Start of Block

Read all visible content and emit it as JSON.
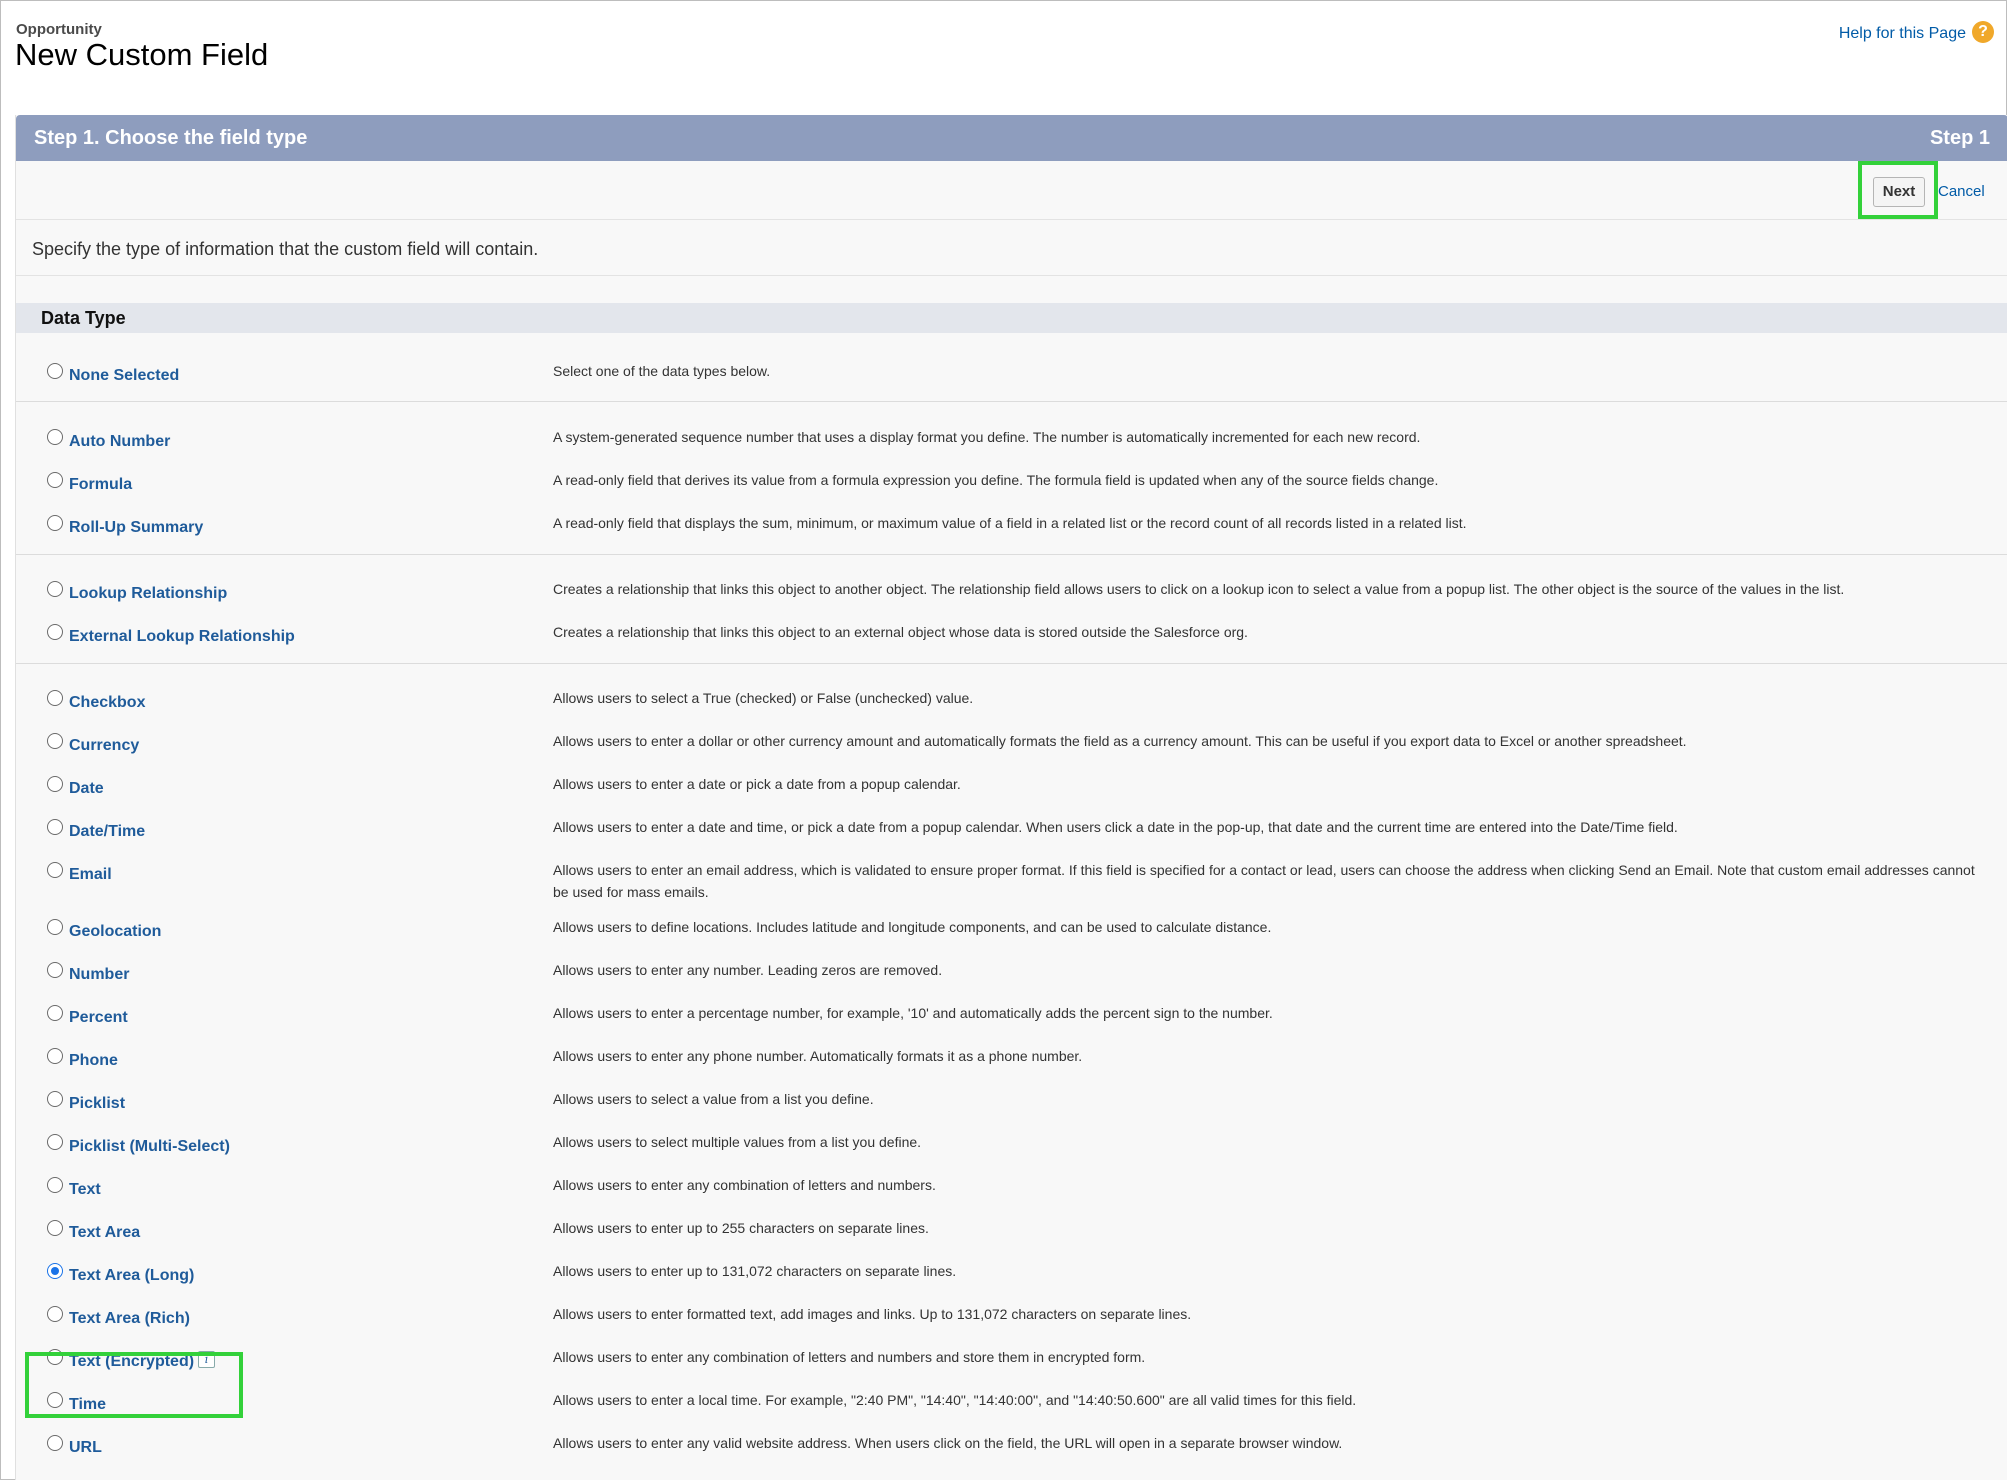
{
  "header": {
    "object_name": "Opportunity",
    "title": "New Custom Field",
    "help_link": "Help for this Page",
    "help_icon": "?"
  },
  "step": {
    "title": "Step 1. Choose the field type",
    "label": "Step 1",
    "next_label": "Next",
    "cancel_label": "Cancel",
    "intro": "Specify the type of information that the custom field will contain."
  },
  "data_type": {
    "heading": "Data Type",
    "items": [
      {
        "label": "None Selected",
        "desc": "Select one of the data types below.",
        "checked": false
      },
      {
        "label": "Auto Number",
        "desc": "A system-generated sequence number that uses a display format you define. The number is automatically incremented for each new record.",
        "checked": false
      },
      {
        "label": "Formula",
        "desc": "A read-only field that derives its value from a formula expression you define. The formula field is updated when any of the source fields change.",
        "checked": false
      },
      {
        "label": "Roll-Up Summary",
        "desc": "A read-only field that displays the sum, minimum, or maximum value of a field in a related list or the record count of all records listed in a related list.",
        "checked": false
      },
      {
        "label": "Lookup Relationship",
        "desc": "Creates a relationship that links this object to another object. The relationship field allows users to click on a lookup icon to select a value from a popup list. The other object is the source of the values in the list.",
        "checked": false
      },
      {
        "label": "External Lookup Relationship",
        "desc": "Creates a relationship that links this object to an external object whose data is stored outside the Salesforce org.",
        "checked": false
      },
      {
        "label": "Checkbox",
        "desc": "Allows users to select a True (checked) or False (unchecked) value.",
        "checked": false
      },
      {
        "label": "Currency",
        "desc": "Allows users to enter a dollar or other currency amount and automatically formats the field as a currency amount. This can be useful if you export data to Excel or another spreadsheet.",
        "checked": false
      },
      {
        "label": "Date",
        "desc": "Allows users to enter a date or pick a date from a popup calendar.",
        "checked": false
      },
      {
        "label": "Date/Time",
        "desc": "Allows users to enter a date and time, or pick a date from a popup calendar. When users click a date in the pop-up, that date and the current time are entered into the Date/Time field.",
        "checked": false
      },
      {
        "label": "Email",
        "desc": "Allows users to enter an email address, which is validated to ensure proper format. If this field is specified for a contact or lead, users can choose the address when clicking Send an Email. Note that custom email addresses cannot be used for mass emails.",
        "checked": false
      },
      {
        "label": "Geolocation",
        "desc": "Allows users to define locations. Includes latitude and longitude components, and can be used to calculate distance.",
        "checked": false
      },
      {
        "label": "Number",
        "desc": "Allows users to enter any number. Leading zeros are removed.",
        "checked": false
      },
      {
        "label": "Percent",
        "desc": "Allows users to enter a percentage number, for example, '10' and automatically adds the percent sign to the number.",
        "checked": false
      },
      {
        "label": "Phone",
        "desc": "Allows users to enter any phone number. Automatically formats it as a phone number.",
        "checked": false
      },
      {
        "label": "Picklist",
        "desc": "Allows users to select a value from a list you define.",
        "checked": false
      },
      {
        "label": "Picklist (Multi-Select)",
        "desc": "Allows users to select multiple values from a list you define.",
        "checked": false
      },
      {
        "label": "Text",
        "desc": "Allows users to enter any combination of letters and numbers.",
        "checked": false
      },
      {
        "label": "Text Area",
        "desc": "Allows users to enter up to 255 characters on separate lines.",
        "checked": false
      },
      {
        "label": "Text Area (Long)",
        "desc": "Allows users to enter up to 131,072 characters on separate lines.",
        "checked": true
      },
      {
        "label": "Text Area (Rich)",
        "desc": "Allows users to enter formatted text, add images and links. Up to 131,072 characters on separate lines.",
        "checked": false
      },
      {
        "label": "Text (Encrypted)",
        "desc": "Allows users to enter any combination of letters and numbers and store them in encrypted form.",
        "checked": false,
        "info_icon": "i"
      },
      {
        "label": "Time",
        "desc": "Allows users to enter a local time. For example, \"2:40 PM\", \"14:40\", \"14:40:00\", and \"14:40:50.600\" are all valid times for this field.",
        "checked": false
      },
      {
        "label": "URL",
        "desc": "Allows users to enter any valid website address. When users click on the field, the URL will open in a separate browser window.",
        "checked": false
      }
    ]
  }
}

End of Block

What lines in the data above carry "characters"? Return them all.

        "desc": "Allows users to enter up to 255 characters on separate lines.",
        "desc": "Allows users to enter up to 131,072 characters on separate lines.",
        "desc": "Allows users to enter formatted text, add images and links. Up to 131,072 characters on separate lines.",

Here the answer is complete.